The reduced abrasion drilling fluid of the present disclosure enhances the Theological properties of the drilling fluid. The reduced abrasion drilling fluid of the present disclosure is stable at temperatures up to 400° F. and pressures up to 22,000 psi (pounds per square inch).

It is to be understood that the invention is not limited to the illustrations described and shown herein, which are deemed to be merely illustrative of the best modes of carrying out the invention, and which are susceptible of modification of form, size, arrangement of parts and details of operation. The invention rather is intended to encompass all such modifications which are within its spirit and scope as defined by the claims.

Patent Citations
Cited PatentFiling datePublication dateApplicantTitle
US2298984 *May 28, 1937Oct 13, 1942Nat Lead CoIron oxide weighting material for drilling muds
US5883054Sep 19, 1997Mar 16, 1999Intevep, S.A.Thermally stable drilling fluid
US6017854 *May 28, 1997Jan 25, 2000Union Oil Company Of CaliforniaSimplified mud systems
CA1135039A1Oct 20, 1980Nov 9, 1982Michael J. NevinsDrilling fluid made from abrasive weighting materials
Non-Patent Citations
Reference
1Canadian Office Action for Application No. 2,684,264 dated May 30, 2011.
2Cuban Office Action for Application No. 201-2009 dated Oct. 22, 2010.
Referenced by
Citing PatentFiling datePublication dateApplicantTitle
US8252729Mar 23, 2009Aug 28, 2012Halliburton Energy Services Inc.High performance drilling fluids with submicron-size particles as the weighting agent
Classifications
U.S. Classification507/125, 507/117, 507/140, 507/118, 175/65, 507/103, 507/145, 507/138, 175/72, 507/100
International ClassificationE21B7/00, C09K8/04, C09K8/36, E21B7/18, C09K8/24, C09K8/22, C09K8/32, C09K8/00, E21B21/00, C09K8/02, C09K8/05
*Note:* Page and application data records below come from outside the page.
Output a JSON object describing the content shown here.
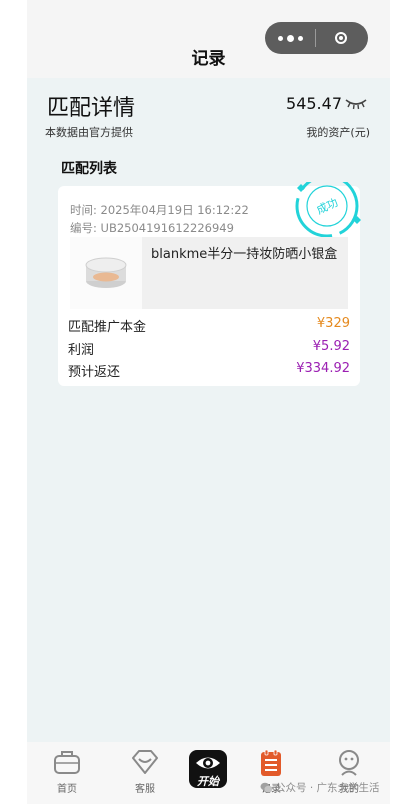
{
  "header": {
    "title": "记录"
  },
  "summary": {
    "heading": "匹配详情",
    "source_note": "本数据由官方提供",
    "total_assets": "545.47",
    "assets_label": "我的资产(元)"
  },
  "list": {
    "title": "匹配列表",
    "items": [
      {
        "time_label": "时间: 2025年04月19日 16:12:22",
        "id_label": "编号: UB2504191612226949",
        "product_name": "blankme半分一持妆防晒小银盒",
        "stamp_text": "成功",
        "rows": [
          {
            "label": "匹配推广本金",
            "value": "¥329"
          },
          {
            "label": "利润",
            "value": "¥5.92"
          },
          {
            "label": "预计返还",
            "value": "¥334.92"
          }
        ]
      }
    ]
  },
  "tabbar": {
    "home": "首页",
    "service": "客服",
    "start": "开始",
    "records": "记录",
    "me": "我的"
  },
  "watermark": "公众号 · 广东大学生活",
  "colors": {
    "accent_cyan": "#22d3d9",
    "orange": "#e58a1f",
    "purple": "#9b1fb2",
    "records_red": "#e25a2a"
  }
}
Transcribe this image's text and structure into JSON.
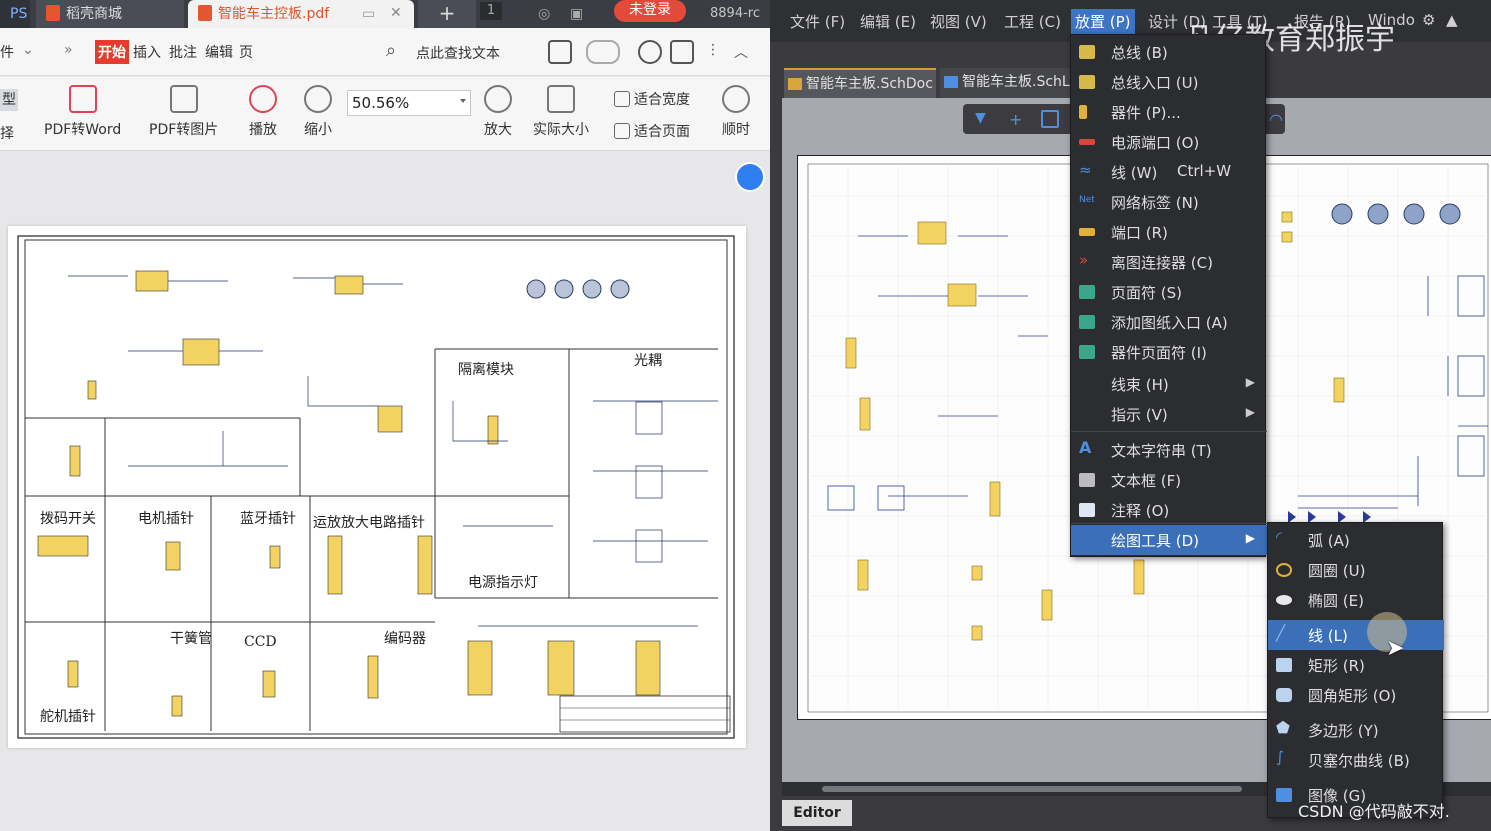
{
  "pdf_window": {
    "tabs": {
      "ps": "PS",
      "daoke": "稻壳商城",
      "pdf": "智能车主控板.pdf",
      "add": "+",
      "count": "1",
      "login": "未登录",
      "version": "8894-rc"
    },
    "menu": {
      "file": "件",
      "more": "»",
      "start": "开始",
      "insert": "插入",
      "comment": "批注",
      "edit": "编辑",
      "page": "页",
      "search_placeholder": "点此查找文本"
    },
    "toolbar": {
      "model": "型",
      "select": "择",
      "pdf_to_word": "PDF转Word",
      "pdf_to_image": "PDF转图片",
      "play": "播放",
      "zoom_out": "缩小",
      "zoom_value": "50.56%",
      "zoom_in": "放大",
      "actual_size": "实际大小",
      "fit_width": "适合宽度",
      "fit_page": "适合页面",
      "clockwise": "顺时"
    },
    "schematic_modules": [
      "隔离模块",
      "光耦",
      "拨码开关",
      "电机插针",
      "蓝牙插针",
      "运放放大电路插针",
      "电源指示灯",
      "干簧管",
      "CCD",
      "编码器",
      "舵机插针"
    ]
  },
  "altium": {
    "menubar": [
      "文件 (F)",
      "编辑 (E)",
      "视图 (V)",
      "工程 (C)",
      "放置 (P)",
      "设计 (D)",
      "工具 (T)",
      "报告 (R)",
      "Windo"
    ],
    "watermark": "凡亿教育郑振宇",
    "doc_tabs": [
      "智能车主板.SchDoc",
      "智能车主板.SchL"
    ],
    "place_menu": [
      {
        "label": "总线 (B)",
        "icon": "bus-icon",
        "color": "#d9b84a"
      },
      {
        "label": "总线入口 (U)",
        "icon": "bus-entry-icon",
        "color": "#d9b84a"
      },
      {
        "label": "器件 (P)...",
        "icon": "part-icon",
        "color": "#e0b338"
      },
      {
        "label": "电源端口 (O)",
        "icon": "power-port-icon",
        "color": "#d9463b"
      },
      {
        "label": "线 (W)",
        "shortcut": "Ctrl+W",
        "icon": "wire-icon",
        "color": "#4e8fe0"
      },
      {
        "label": "网络标签 (N)",
        "icon": "net-label-icon",
        "color": "#4e8fe0"
      },
      {
        "label": "端口 (R)",
        "icon": "port-icon",
        "color": "#e0b338"
      },
      {
        "label": "离图连接器 (C)",
        "icon": "off-sheet-connector-icon",
        "color": "#d9463b"
      },
      {
        "label": "页面符 (S)",
        "icon": "sheet-symbol-icon",
        "color": "#3aa78a"
      },
      {
        "label": "添加图纸入口 (A)",
        "icon": "sheet-entry-icon",
        "color": "#3aa78a"
      },
      {
        "label": "器件页面符 (I)",
        "icon": "device-sheet-icon",
        "color": "#3aa78a"
      },
      {
        "label": "线束 (H)",
        "icon": "harness-icon",
        "color": "#2c2d30",
        "submenu": true
      },
      {
        "label": "指示 (V)",
        "icon": "directive-icon",
        "color": "#2c2d30",
        "submenu": true
      },
      {
        "label": "文本字符串 (T)",
        "icon": "text-string-icon",
        "color": "#4e8fe0"
      },
      {
        "label": "文本框 (F)",
        "icon": "text-frame-icon",
        "color": "#bcbcbc"
      },
      {
        "label": "注释 (O)",
        "icon": "note-icon",
        "color": "#4e8fe0"
      },
      {
        "label": "绘图工具 (D)",
        "icon": "drawing-tools-icon",
        "color": "#2c2d30",
        "submenu": true,
        "highlighted": true
      }
    ],
    "drawing_submenu": [
      {
        "label": "弧 (A)",
        "icon": "arc-icon",
        "color": "#4e8fe0"
      },
      {
        "label": "圆圈 (U)",
        "icon": "circle-icon",
        "color": "#e0b338"
      },
      {
        "label": "椭圆 (E)",
        "icon": "ellipse-icon",
        "color": "#e8e8e8"
      },
      {
        "label": "线 (L)",
        "icon": "line-icon",
        "color": "#4e8fe0",
        "highlighted": true
      },
      {
        "label": "矩形 (R)",
        "icon": "rectangle-icon",
        "color": "#bcd3f0"
      },
      {
        "label": "圆角矩形 (O)",
        "icon": "round-rectangle-icon",
        "color": "#bcd3f0"
      },
      {
        "label": "多边形 (Y)",
        "icon": "polygon-icon",
        "color": "#bcd3f0"
      },
      {
        "label": "贝塞尔曲线 (B)",
        "icon": "bezier-icon",
        "color": "#4e8fe0"
      },
      {
        "label": "图像 (G)",
        "icon": "image-icon",
        "color": "#4e8fe0"
      }
    ],
    "editor_tab": "Editor",
    "csdn_watermark": "CSDN @代码敲不对."
  }
}
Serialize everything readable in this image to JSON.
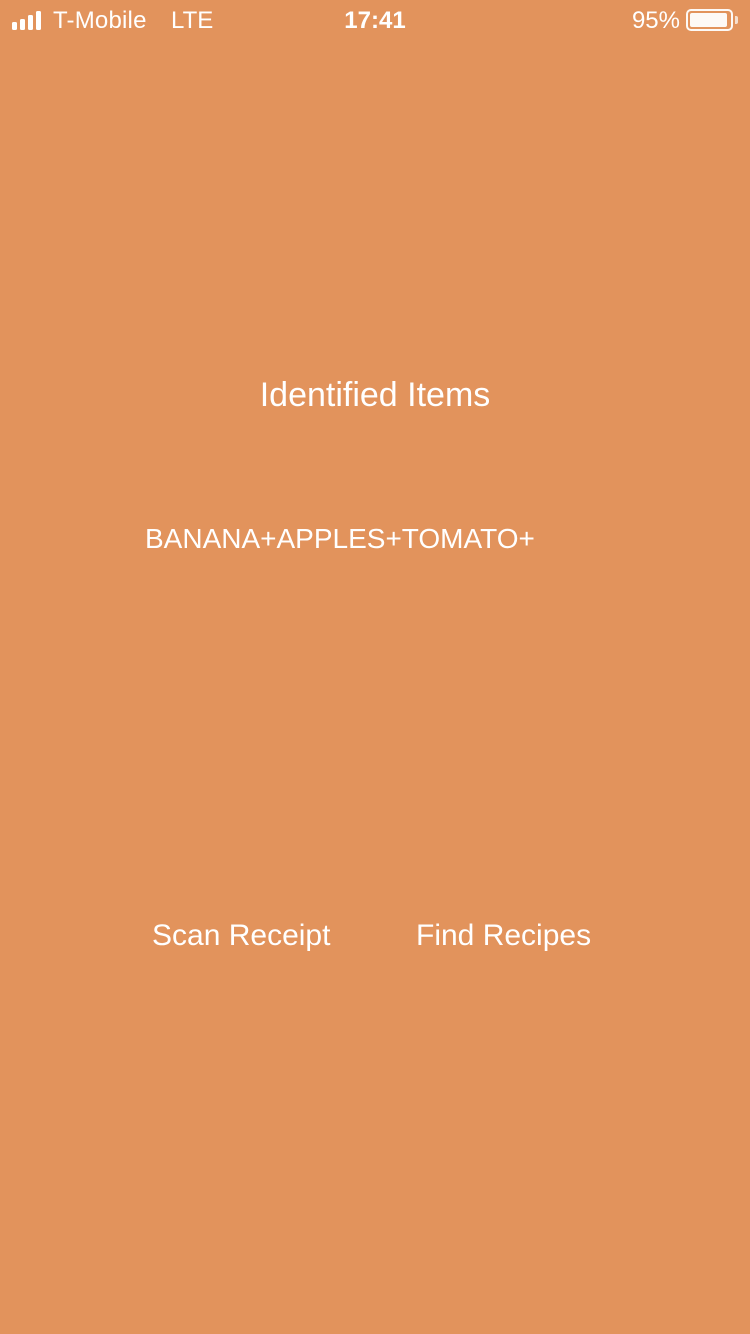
{
  "status_bar": {
    "carrier": "T-Mobile",
    "network": "LTE",
    "time": "17:41",
    "battery_percent": "95%",
    "battery_level": 0.95,
    "signal_bars": 4
  },
  "main": {
    "title": "Identified Items",
    "items_text": "BANANA+APPLES+TOMATO+"
  },
  "buttons": {
    "scan_label": "Scan Receipt",
    "find_label": "Find Recipes"
  },
  "colors": {
    "background": "#E2935C",
    "text": "#FFFFFF"
  }
}
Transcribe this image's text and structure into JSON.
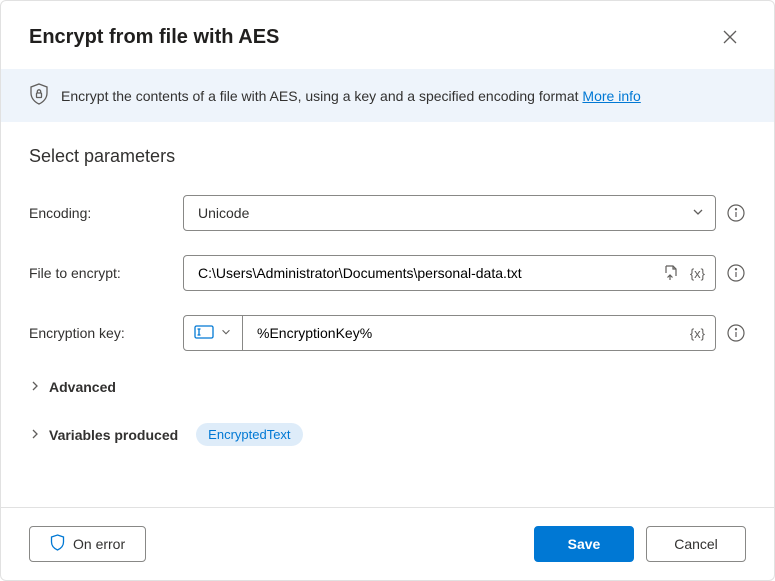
{
  "header": {
    "title": "Encrypt from file with AES"
  },
  "banner": {
    "text": "Encrypt the contents of a file with AES, using a key and a specified encoding format ",
    "link_label": "More info"
  },
  "section_title": "Select parameters",
  "fields": {
    "encoding": {
      "label": "Encoding:",
      "value": "Unicode"
    },
    "file": {
      "label": "File to encrypt:",
      "value": "C:\\Users\\Administrator\\Documents\\personal-data.txt"
    },
    "key": {
      "label": "Encryption key:",
      "value": "%EncryptionKey%"
    }
  },
  "expanders": {
    "advanced": "Advanced",
    "variables": "Variables produced",
    "variable_chip": "EncryptedText"
  },
  "footer": {
    "on_error": "On error",
    "save": "Save",
    "cancel": "Cancel"
  }
}
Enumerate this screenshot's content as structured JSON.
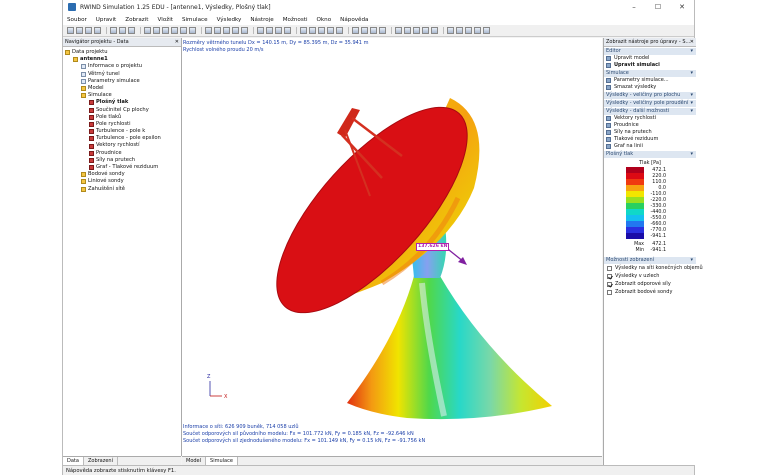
{
  "window": {
    "title": "RWIND Simulation 1.25 EDU - [antenne1, Výsledky, Plošný tlak]",
    "controls": {
      "minimize": "–",
      "maximize": "☐",
      "close": "✕"
    }
  },
  "menu": [
    "Soubor",
    "Upravit",
    "Zobrazit",
    "Vložit",
    "Simulace",
    "Výsledky",
    "Nástroje",
    "Možnosti",
    "Okno",
    "Nápověda"
  ],
  "navigator": {
    "title": "Navigátor projektu - Data",
    "items": [
      {
        "label": "Data projektu",
        "level": 0,
        "icon": "folder-icon"
      },
      {
        "label": "antenne1",
        "level": 1,
        "icon": "folder-icon",
        "bold": true
      },
      {
        "label": "Informace o projektu",
        "level": 2,
        "icon": "doc-icon"
      },
      {
        "label": "Větrný tunel",
        "level": 2,
        "icon": "doc-icon"
      },
      {
        "label": "Parametry simulace",
        "level": 2,
        "icon": "doc-icon"
      },
      {
        "label": "Model",
        "level": 2,
        "icon": "folder-icon"
      },
      {
        "label": "Simulace",
        "level": 2,
        "icon": "folder-icon"
      },
      {
        "label": "Plošný tlak",
        "level": 3,
        "icon": "result-icon",
        "bold": true
      },
      {
        "label": "Součinitel Cp plochy",
        "level": 3,
        "icon": "result-icon"
      },
      {
        "label": "Pole tlaků",
        "level": 3,
        "icon": "result-icon"
      },
      {
        "label": "Pole rychlosti",
        "level": 3,
        "icon": "result-icon"
      },
      {
        "label": "Turbulence - pole k",
        "level": 3,
        "icon": "result-icon"
      },
      {
        "label": "Turbulence - pole epsilon",
        "level": 3,
        "icon": "result-icon"
      },
      {
        "label": "Vektory rychlostí",
        "level": 3,
        "icon": "result-icon"
      },
      {
        "label": "Proudnice",
        "level": 3,
        "icon": "result-icon"
      },
      {
        "label": "Síly na prutech",
        "level": 3,
        "icon": "result-icon"
      },
      {
        "label": "Graf - Tlakové reziduum",
        "level": 3,
        "icon": "result-icon"
      },
      {
        "label": "Bodové sondy",
        "level": 2,
        "icon": "folder-icon"
      },
      {
        "label": "Liniové sondy",
        "level": 2,
        "icon": "folder-icon"
      },
      {
        "label": "Zahuštění sítě",
        "level": 2,
        "icon": "folder-icon"
      }
    ],
    "tabs": [
      "Data",
      "Zobrazení"
    ]
  },
  "viewport": {
    "info_top": [
      "Rozměry větrného tunelu Dx = 140.15 m, Dy = 85.395 m, Dz = 35.941 m",
      "Rychlost volného proudu 20 m/s"
    ],
    "force_label": "137.626 kN",
    "axis": {
      "x": "X",
      "z": "Z"
    },
    "info_bottom": [
      "Informace o síti: 626 909 buněk, 714 058 uzlů",
      "Součet odporových sil původního modelu: Fx = 101.772 kN, Fy = 0.185 kN, Fz = -92.646 kN",
      "Součet odporových sil zjednodušeného modelu: Fx = 101.149 kN, Fy = 0.15 kN, Fz = -91.756 kN"
    ],
    "tabs": [
      "Model",
      "Simulace"
    ]
  },
  "right_panel": {
    "title": "Zobrazit nástroje pro úpravy - S...",
    "sections": [
      {
        "title": "Editor",
        "items": [
          {
            "label": "Upravit model",
            "bold": false
          },
          {
            "label": "Upravit simulaci",
            "bold": true
          }
        ]
      },
      {
        "title": "Simulace",
        "items": [
          {
            "label": "Parametry simulace...",
            "bold": false
          },
          {
            "label": "Smazat výsledky",
            "bold": false
          }
        ]
      },
      {
        "title": "Výsledky - veličiny pro plochu",
        "items": []
      },
      {
        "title": "Výsledky - veličiny pole proudění",
        "items": []
      },
      {
        "title": "Výsledky - další možnosti",
        "items": [
          {
            "label": "Vektory rychlostí",
            "bold": false
          },
          {
            "label": "Proudnice",
            "bold": false
          },
          {
            "label": "Síly na prutech",
            "bold": false
          },
          {
            "label": "Tlakové reziduum",
            "bold": false
          },
          {
            "label": "Graf na linii",
            "bold": false
          }
        ]
      }
    ],
    "legend_section": "Plošný tlak",
    "legend_title": "Tlak [Pa]",
    "legend": [
      {
        "value": "472.1",
        "color": "#b0001c"
      },
      {
        "value": "220.0",
        "color": "#dd0a14"
      },
      {
        "value": "110.0",
        "color": "#f03a10"
      },
      {
        "value": "0.0",
        "color": "#f7a310"
      },
      {
        "value": "-110.0",
        "color": "#f2e600"
      },
      {
        "value": "-220.0",
        "color": "#98e020"
      },
      {
        "value": "-330.0",
        "color": "#28d060"
      },
      {
        "value": "-440.0",
        "color": "#10d8c8"
      },
      {
        "value": "-550.0",
        "color": "#14c0f0"
      },
      {
        "value": "-660.0",
        "color": "#2278f0"
      },
      {
        "value": "-770.0",
        "color": "#2a30e0"
      },
      {
        "value": "-941.1",
        "color": "#1a0ca8"
      }
    ],
    "legend_max_label": "Max",
    "legend_max": "472.1",
    "legend_min_label": "Min",
    "legend_min": "-941.1",
    "options_section": "Možnosti zobrazení",
    "options": [
      {
        "label": "Výsledky na síti konečných objemů",
        "checked": false
      },
      {
        "label": "Výsledky v uzlech",
        "checked": true
      },
      {
        "label": "Zobrazit odporové síly",
        "checked": true
      },
      {
        "label": "Zobrazit bodové sondy",
        "checked": false
      }
    ]
  },
  "status": "Nápověda zobrazte stisknutím klávesy F1."
}
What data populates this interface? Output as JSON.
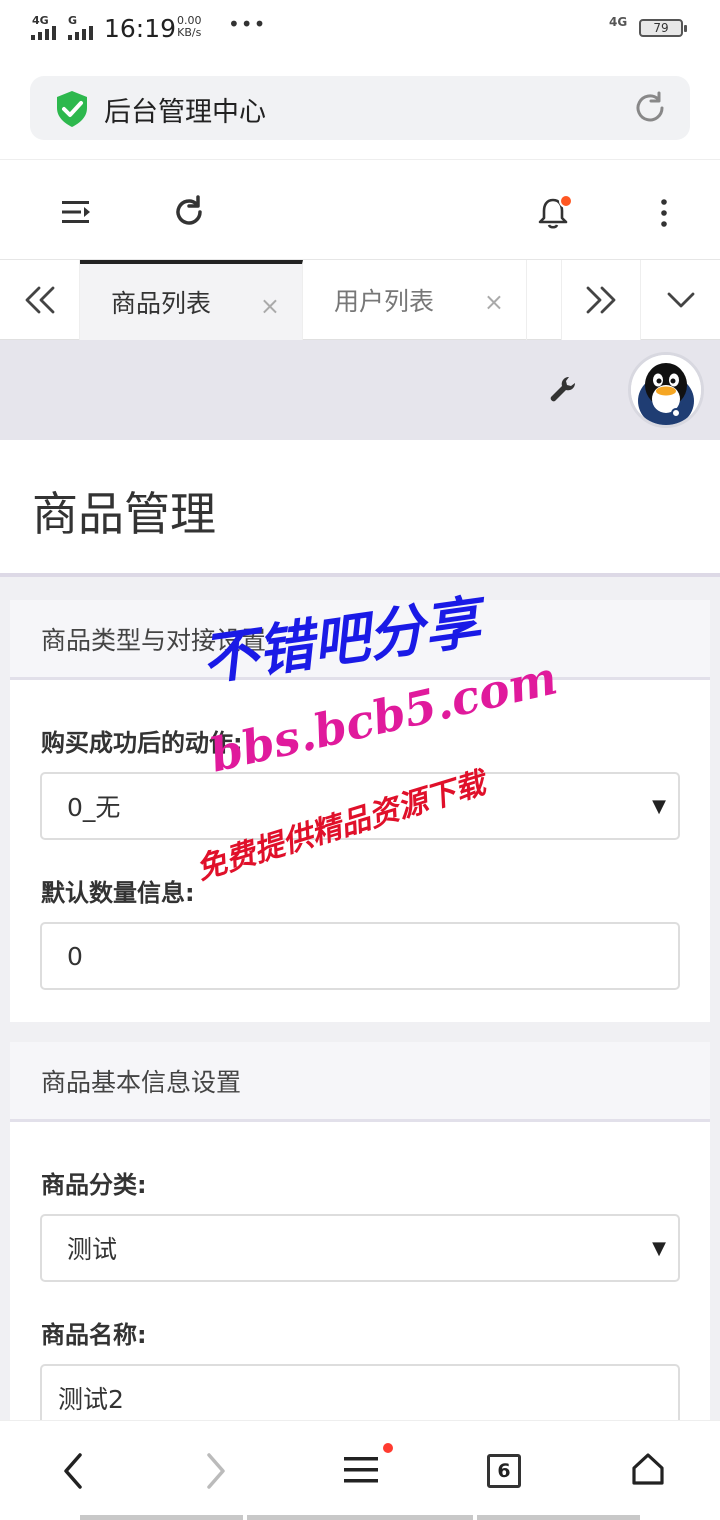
{
  "status_bar": {
    "signal_left": "4G",
    "signal_right_label": "G",
    "time": "16:19",
    "speed_value": "0.00",
    "speed_unit": "KB/s",
    "more": "•••",
    "network_right": "4G",
    "battery": "79"
  },
  "address_bar": {
    "title": "后台管理中心",
    "shield_icon": "shield-check-icon",
    "reload_icon": "reload-icon"
  },
  "toolbar": {
    "menu_icon": "menu-indent-icon",
    "refresh_icon": "refresh-icon",
    "bell_icon": "bell-icon",
    "more_icon": "more-vertical-icon"
  },
  "tabs": {
    "prev_icon": "double-chevron-left-icon",
    "next_icon": "double-chevron-right-icon",
    "dropdown_icon": "chevron-down-icon",
    "items": [
      {
        "label": "商品列表",
        "close": "×"
      },
      {
        "label": "用户列表",
        "close": "×"
      }
    ]
  },
  "userbar": {
    "wrench_icon": "wrench-icon",
    "avatar": "qq-penguin-avatar"
  },
  "page": {
    "title": "商品管理"
  },
  "section1": {
    "title": "商品类型与对接设置",
    "action_label": "购买成功后的动作:",
    "action_value": "0_无",
    "qty_label": "默认数量信息:",
    "qty_value": "0"
  },
  "section2": {
    "title": "商品基本信息设置",
    "category_label": "商品分类:",
    "category_value": "测试",
    "name_label": "商品名称:",
    "name_value": "测试2"
  },
  "watermark": {
    "line1": "不错吧分享",
    "line2": "bbs.bcb5.com",
    "line3": "免费提供精品资源下载"
  },
  "bottom_nav": {
    "back_icon": "chevron-left-icon",
    "forward_icon": "chevron-right-icon",
    "menu_icon": "hamburger-icon",
    "tabs_count": "6",
    "home_icon": "home-icon"
  },
  "colors": {
    "accent_orange": "#ff5722",
    "shield_green": "#2db84d",
    "watermark_blue": "#1a1ae6",
    "watermark_magenta": "#e01a9c",
    "watermark_red": "#e0102a"
  }
}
Cooperative ClassificationC09K8/32
European ClassificationC09K8/32
Legal Events
DateCodeEventDescription
Jan 7, 2009ASAssignment
Free format text: ASSIGNMENT OF ASSIGNORS INTEREST;ASSIGNORS:QUIROGA, FREDDY;QUERCIA, GEORGE;RENGIFO, RICHARD AND OTHERS;REEL/FRAME:22067/653
Owner name: INTEVEP, S.A.,VENEZUELA
Effective date: 20081022
Free format text: ASSIGNMENT OF ASSIGNORS INTEREST;ASSIGNORS:QUIROGA, FREDDY;QUERCIA, GEORGE;RENGIFO, RICHARD;AND OTHERS;REEL/FRAME:022067/0653
Owner name: INTEVEP, S.A., VENEZUELA